• **Records shown**:
* * * * * * * * *

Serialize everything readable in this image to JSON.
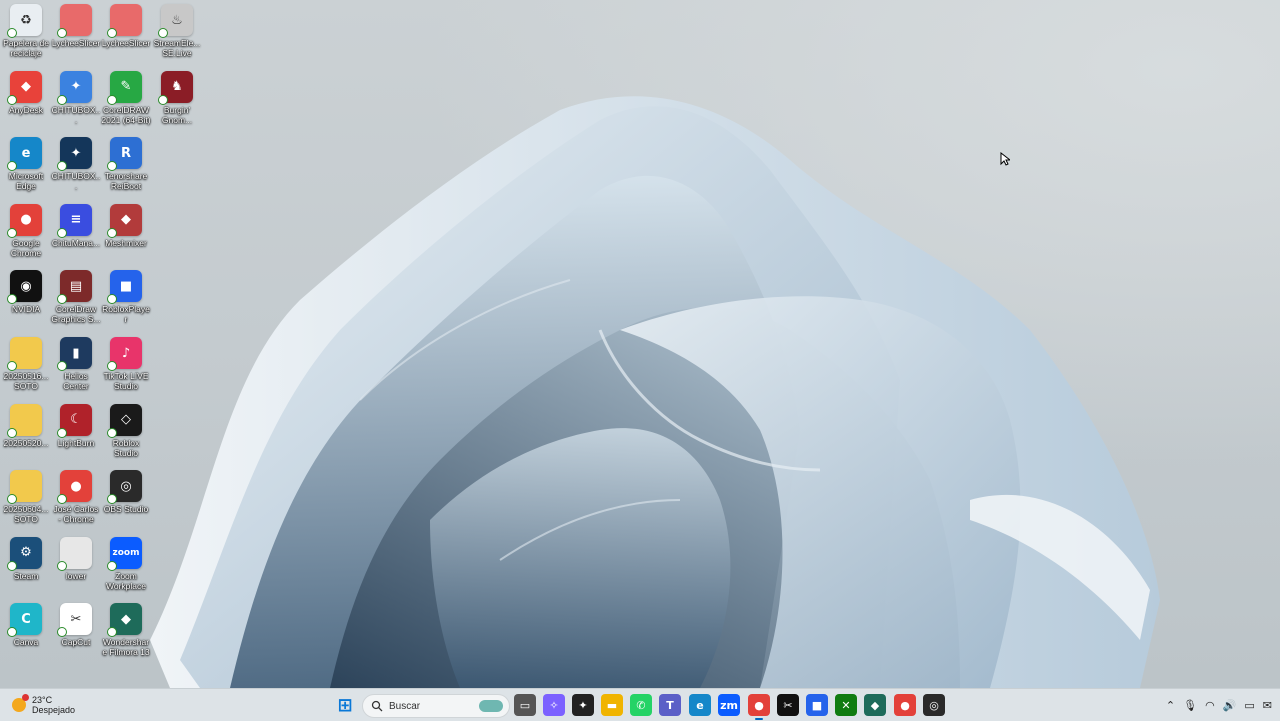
{
  "desktop_icons": [
    {
      "label": "Papelera de reciclaje",
      "color": "#e9eef2",
      "symbol": "♻",
      "icon": "recycle-bin-icon"
    },
    {
      "label": "LycheeSlicer",
      "color": "#e86a6a",
      "symbol": "",
      "icon": "lychee-slicer-icon"
    },
    {
      "label": "LycheeSlicer",
      "color": "#e86a6a",
      "symbol": "",
      "icon": "lychee-slicer-icon"
    },
    {
      "label": "StreamEle... SE.Live",
      "color": "#c8c8c8",
      "symbol": "♨",
      "icon": "streamelements-icon"
    },
    {
      "label": "AnyDesk",
      "color": "#e8423a",
      "symbol": "◆",
      "icon": "anydesk-icon"
    },
    {
      "label": "CHITUBOX...",
      "color": "#3b82e0",
      "symbol": "✦",
      "icon": "chitubox-icon"
    },
    {
      "label": "CorelDRAW 2021 (64-Bit)",
      "color": "#27a844",
      "symbol": "✎",
      "icon": "coreldraw-icon"
    },
    {
      "label": "Burgin' Gnom...",
      "color": "#8b1d26",
      "symbol": "♞",
      "icon": "burgin-gnome-icon"
    },
    {
      "label": "Microsoft Edge",
      "color": "#1587c9",
      "symbol": "e",
      "icon": "edge-icon"
    },
    {
      "label": "CHITUBOX...",
      "color": "#14365a",
      "symbol": "✦",
      "icon": "chitubox-icon"
    },
    {
      "label": "Tenorshare ReiBoot",
      "color": "#2d6fd3",
      "symbol": "R",
      "icon": "reiboot-icon"
    },
    {
      "label": "Google Chrome",
      "color": "#e3413a",
      "symbol": "●",
      "icon": "chrome-icon"
    },
    {
      "label": "ChituMana...",
      "color": "#3a4de0",
      "symbol": "≡",
      "icon": "chitumanager-icon"
    },
    {
      "label": "Meshmixer",
      "color": "#b23b3b",
      "symbol": "◆",
      "icon": "meshmixer-icon"
    },
    {
      "label": "NVIDIA",
      "color": "#111111",
      "symbol": "◉",
      "icon": "nvidia-icon"
    },
    {
      "label": "CorelDraw Graphics S...",
      "color": "#7d2a2a",
      "symbol": "▤",
      "icon": "winrar-icon"
    },
    {
      "label": "RobloxPlayer",
      "color": "#2563eb",
      "symbol": "■",
      "icon": "roblox-player-icon"
    },
    {
      "label": "20250516... SOTO",
      "color": "#f2c94c",
      "symbol": "",
      "icon": "folder-icon"
    },
    {
      "label": "Helios Center",
      "color": "#1e3a5f",
      "symbol": "▮",
      "icon": "helios-center-icon"
    },
    {
      "label": "TikTok LIVE Studio",
      "color": "#e8346a",
      "symbol": "♪",
      "icon": "tiktok-live-icon"
    },
    {
      "label": "20250520...",
      "color": "#f2c94c",
      "symbol": "",
      "icon": "folder-icon"
    },
    {
      "label": "LightBurn",
      "color": "#b0222a",
      "symbol": "☾",
      "icon": "lightburn-icon"
    },
    {
      "label": "Roblox Studio",
      "color": "#1a1a1a",
      "symbol": "◇",
      "icon": "roblox-studio-icon"
    },
    {
      "label": "20250604... SOTO",
      "color": "#f2c94c",
      "symbol": "",
      "icon": "folder-icon"
    },
    {
      "label": "José Carlos - Chrome",
      "color": "#e3413a",
      "symbol": "●",
      "icon": "chrome-profile-icon"
    },
    {
      "label": "OBS Studio",
      "color": "#2a2a2a",
      "symbol": "◎",
      "icon": "obs-icon"
    },
    {
      "label": "Steam",
      "color": "#1b4f7a",
      "symbol": "⚙",
      "icon": "steam-icon"
    },
    {
      "label": "lower",
      "color": "#e7e7e7",
      "symbol": "",
      "icon": "blank-file-icon"
    },
    {
      "label": "Zoom Workplace",
      "color": "#0b5cff",
      "symbol": "zoom",
      "icon": "zoom-icon"
    },
    {
      "label": "Canva",
      "color": "#1fb6c9",
      "symbol": "C",
      "icon": "canva-icon"
    },
    {
      "label": "CapCut",
      "color": "#ffffff",
      "symbol": "✂",
      "icon": "capcut-icon"
    },
    {
      "label": "Wondershare Filmora 13",
      "color": "#1e6b5a",
      "symbol": "◆",
      "icon": "filmora-icon"
    }
  ],
  "weather": {
    "temp": "23°C",
    "condition": "Despejado"
  },
  "taskbar": {
    "search_label": "Buscar",
    "apps": [
      {
        "icon": "start-icon",
        "color": "#0a78d7",
        "symbol": "⊞"
      },
      {
        "icon": "task-view-icon",
        "color": "#555555",
        "symbol": "▭"
      },
      {
        "icon": "copilot-icon",
        "color": "#7b61ff",
        "symbol": "✧"
      },
      {
        "icon": "chitubox-taskbar-icon",
        "color": "#222222",
        "symbol": "✦"
      },
      {
        "icon": "file-explorer-icon",
        "color": "#f0b400",
        "symbol": "▬"
      },
      {
        "icon": "whatsapp-icon",
        "color": "#25d366",
        "symbol": "✆"
      },
      {
        "icon": "teams-icon",
        "color": "#5b5fc7",
        "symbol": "T"
      },
      {
        "icon": "edge-taskbar-icon",
        "color": "#1587c9",
        "symbol": "e"
      },
      {
        "icon": "zoom-taskbar-icon",
        "color": "#0b5cff",
        "symbol": "zm"
      },
      {
        "icon": "chrome-taskbar-icon",
        "color": "#e3413a",
        "symbol": "●"
      },
      {
        "icon": "capcut-taskbar-icon",
        "color": "#111111",
        "symbol": "✂"
      },
      {
        "icon": "roblox-taskbar-icon",
        "color": "#2563eb",
        "symbol": "■"
      },
      {
        "icon": "xbox-icon",
        "color": "#107c10",
        "symbol": "✕"
      },
      {
        "icon": "filmora-taskbar-icon",
        "color": "#1e6b5a",
        "symbol": "◆"
      },
      {
        "icon": "chrome-profile-taskbar-icon",
        "color": "#e3413a",
        "symbol": "●"
      },
      {
        "icon": "obs-taskbar-icon",
        "color": "#2a2a2a",
        "symbol": "◎"
      }
    ]
  },
  "tray": [
    {
      "icon": "chevron-up-icon",
      "symbol": "⌃"
    },
    {
      "icon": "microphone-icon",
      "symbol": "🎙"
    },
    {
      "icon": "wifi-icon",
      "symbol": "◠"
    },
    {
      "icon": "volume-icon",
      "symbol": "🔊"
    },
    {
      "icon": "battery-icon",
      "symbol": "▭"
    },
    {
      "icon": "notification-icon",
      "symbol": "✉"
    }
  ]
}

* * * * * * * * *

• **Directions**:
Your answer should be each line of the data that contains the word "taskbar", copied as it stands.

• **Task result**:
  "taskbar": {
        "icon": "chitubox-taskbar-icon",
        "icon": "edge-taskbar-icon",
        "icon": "zoom-taskbar-icon",
        "icon": "chrome-taskbar-icon",
        "icon": "capcut-taskbar-icon",
        "icon": "roblox-taskbar-icon",
        "icon": "filmora-taskbar-icon",
        "icon": "chrome-profile-taskbar-icon",
        "icon": "obs-taskbar-icon",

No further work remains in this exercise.